Section editors are not always appointed to journals because of the specificity of the job. People in this role are responsible for reviewing only specific manuscripts, like book reviews and opinion pieces. This niche position means that section editors always need to be on their toes, looking at their journal’s comments and staying on top of competitors to make sure that they are always adapting and improving. Section editors can at times make the final decision on their manuscripts, but the editor-in-chief retains the right to decide what goes into the journal.
Editorial Board Member
The editorial board
is a collection of experts in the field who fulfill two main roles within the journal. Board members are expected to work with the editors to improve the journal by finding new topics or reviewing past issues. They also seek to promote the journal by finding potential contributors or peer reviewers
, identifying conferences or conventions for the editors to attend, or simply endorsing the journal to colleagues. Editorial board members can also provide content by writing articles or editorials, and offer advice on submissions, but each journal has different policies on how much input a board member can have on final decisions.
Sometimes a journal will bring in a guest editor for a special issue who is chosen either through a formal proposal from the researcher or a direct invite from the journal. The special issue of the journal revolves around the guest editor’s area of expertise, and the editor is responsible for the content of the issue and the manuscripts that make it. Guest editors will work directly with the editor-in-chief to assure their chosen manuscripts adhere to the journal’s specifications, and with their help they will create their issue. This unique opportunity for a researcher to essentially create their own journal is a great way to dip your toes into editorial work, while garnering excellent exposure from your Academic community.
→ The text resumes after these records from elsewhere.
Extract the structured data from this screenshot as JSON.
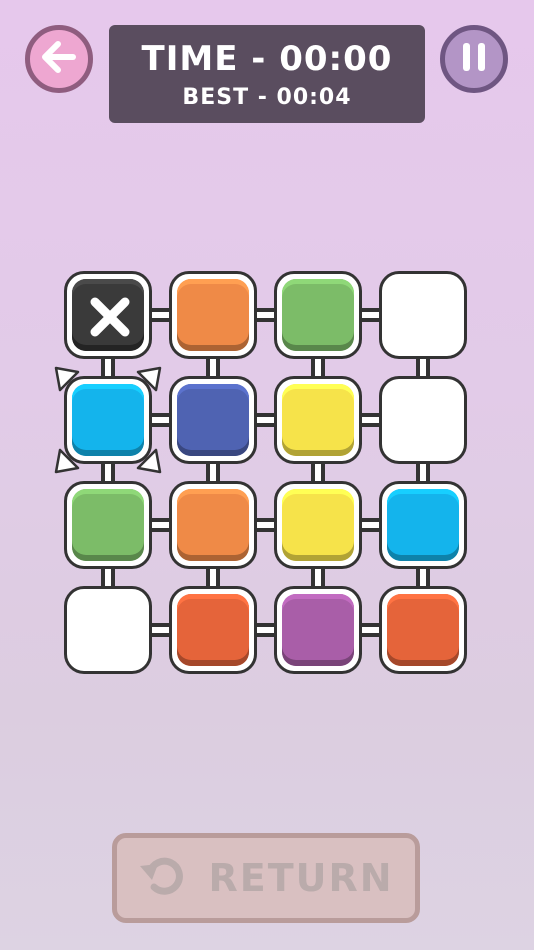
{
  "header": {
    "back_button": {
      "icon": "arrow-left-icon",
      "color": "#eea7d1"
    },
    "pause_button": {
      "icon": "pause-icon",
      "color": "#b395c6"
    },
    "time_label": "TIME - 00:00",
    "best_label": "BEST - 00:04"
  },
  "board": {
    "rows": 4,
    "cols": 4,
    "selected": {
      "row": 1,
      "col": 0
    },
    "tiles": [
      [
        {
          "type": "blocked",
          "color": "#333333",
          "icon": "close-icon"
        },
        {
          "type": "color",
          "color": "#ef8a47"
        },
        {
          "type": "color",
          "color": "#7cbc68"
        },
        {
          "type": "empty",
          "color": "#ffffff"
        }
      ],
      [
        {
          "type": "color",
          "color": "#14b4ec"
        },
        {
          "type": "color",
          "color": "#4f63b2"
        },
        {
          "type": "color",
          "color": "#f6e34a"
        },
        {
          "type": "empty",
          "color": "#ffffff"
        }
      ],
      [
        {
          "type": "color",
          "color": "#7cbc68"
        },
        {
          "type": "color",
          "color": "#ef8a47"
        },
        {
          "type": "color",
          "color": "#f6e34a"
        },
        {
          "type": "color",
          "color": "#14b4ec"
        }
      ],
      [
        {
          "type": "empty",
          "color": "#ffffff"
        },
        {
          "type": "color",
          "color": "#e5643a"
        },
        {
          "type": "color",
          "color": "#a95ea8"
        },
        {
          "type": "color",
          "color": "#e5643a"
        }
      ]
    ]
  },
  "footer": {
    "return_label": "RETURN",
    "return_icon": "rotate-ccw-icon"
  }
}
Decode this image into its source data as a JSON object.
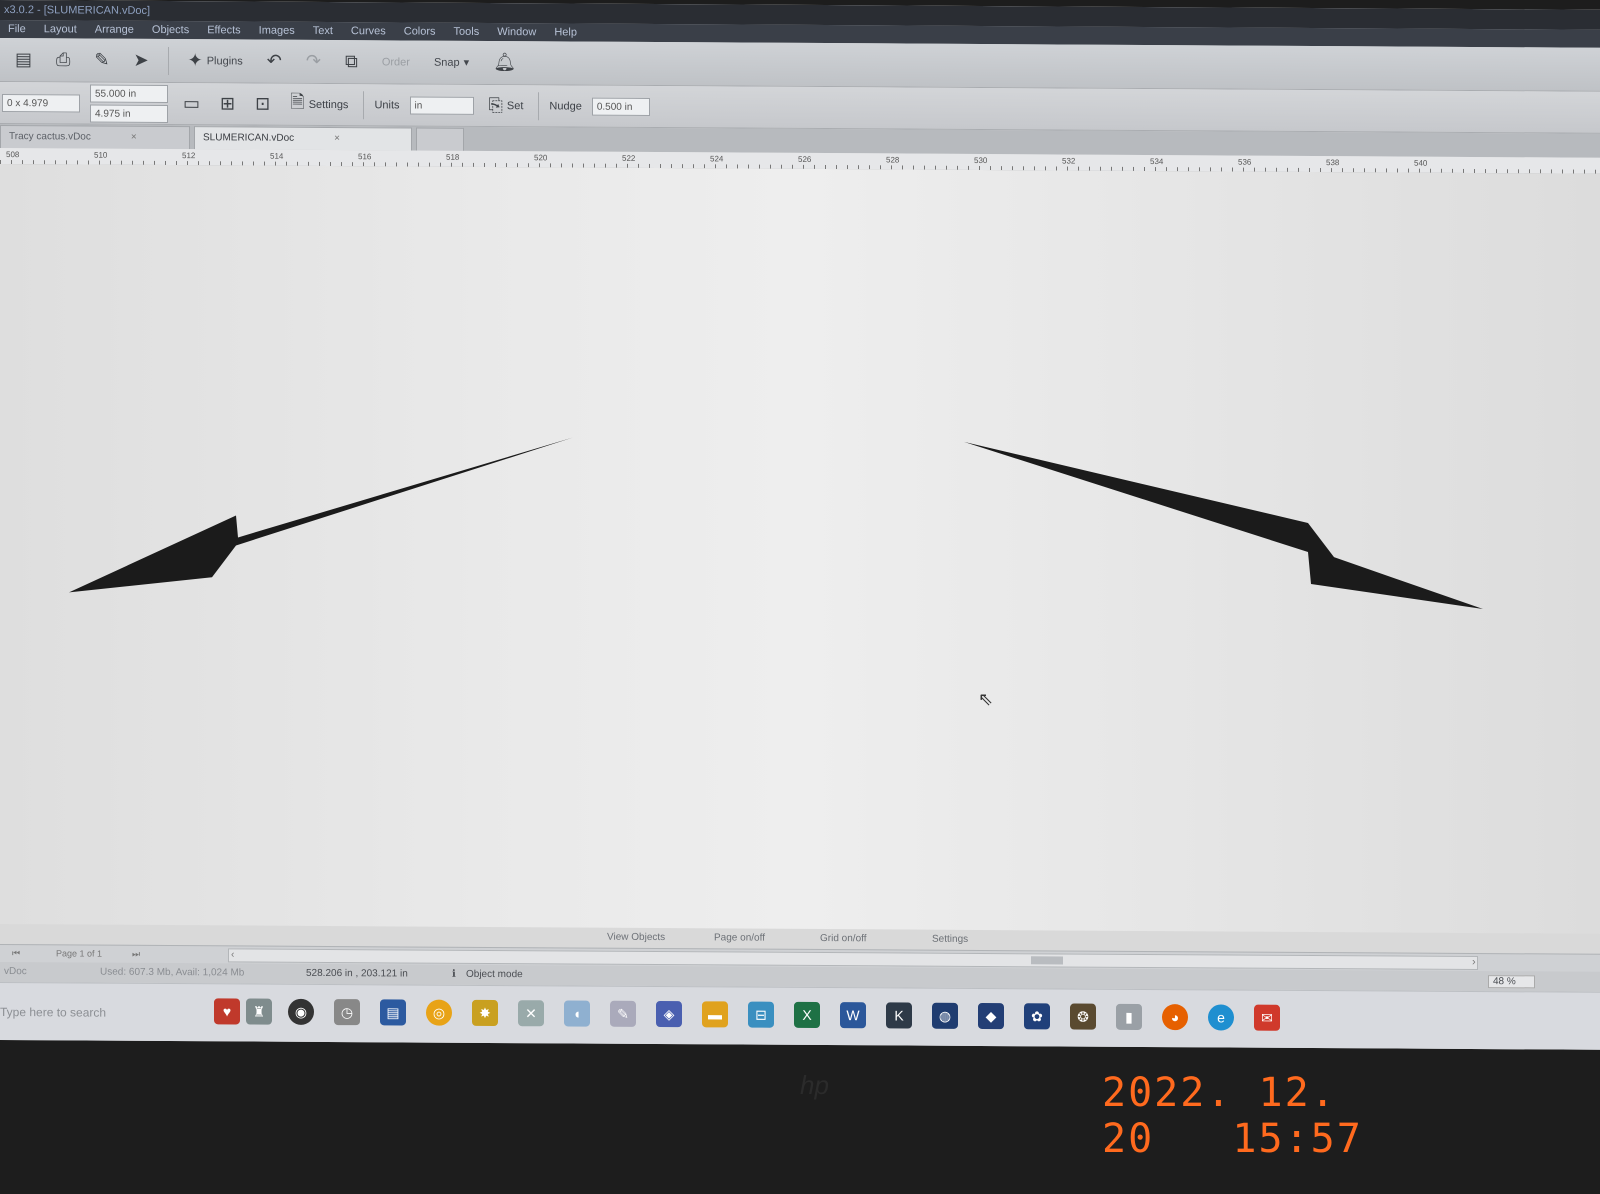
{
  "window": {
    "title": "x3.0.2 - [SLUMERICAN.vDoc]"
  },
  "menu": [
    "File",
    "Layout",
    "Arrange",
    "Objects",
    "Effects",
    "Images",
    "Text",
    "Curves",
    "Colors",
    "Tools",
    "Window",
    "Help"
  ],
  "toolbar": {
    "plugins_label": "Plugins",
    "order_label": "Order",
    "snap_label": "Snap"
  },
  "props": {
    "pos": "0 x 4.979",
    "width": "55.000 in",
    "height": "4.975 in",
    "settings_label": "Settings",
    "units_label": "Units",
    "units_value": "in",
    "set_label": "Set",
    "nudge_label": "Nudge",
    "nudge_value": "0.500 in"
  },
  "tabs": [
    {
      "label": "Tracy cactus.vDoc"
    },
    {
      "label": "SLUMERICAN.vDoc"
    }
  ],
  "ruler": [
    "508",
    "510",
    "512",
    "514",
    "516",
    "518",
    "520",
    "522",
    "524",
    "526",
    "528",
    "530",
    "532",
    "534",
    "536",
    "538",
    "540"
  ],
  "quick_actions": [
    "View Objects",
    "Page on/off",
    "Grid on/off",
    "Settings"
  ],
  "page_nav": {
    "label": "Page 1 of 1"
  },
  "status": {
    "doc": "vDoc",
    "memory": "Used: 607.3 Mb, Avail: 1,024 Mb",
    "coords": "528.206 in , 203.121 in",
    "mode": "Object mode",
    "zoom": "48 %"
  },
  "taskbar": {
    "search_placeholder": "Type here to search"
  },
  "photo": {
    "date": "2022. 12. 20",
    "time": "15:57"
  },
  "colors": {
    "datestamp": "#ff6a1e",
    "bolt": "#1b1b1b"
  }
}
Each person in an editorial board works together to produce thorough, organized, and intuitive journals that researchers benefit from every day. Are you considering submitting to a scholarly journal? Let us hand pick the perfect journals for your manuscript with our Journal Recommendation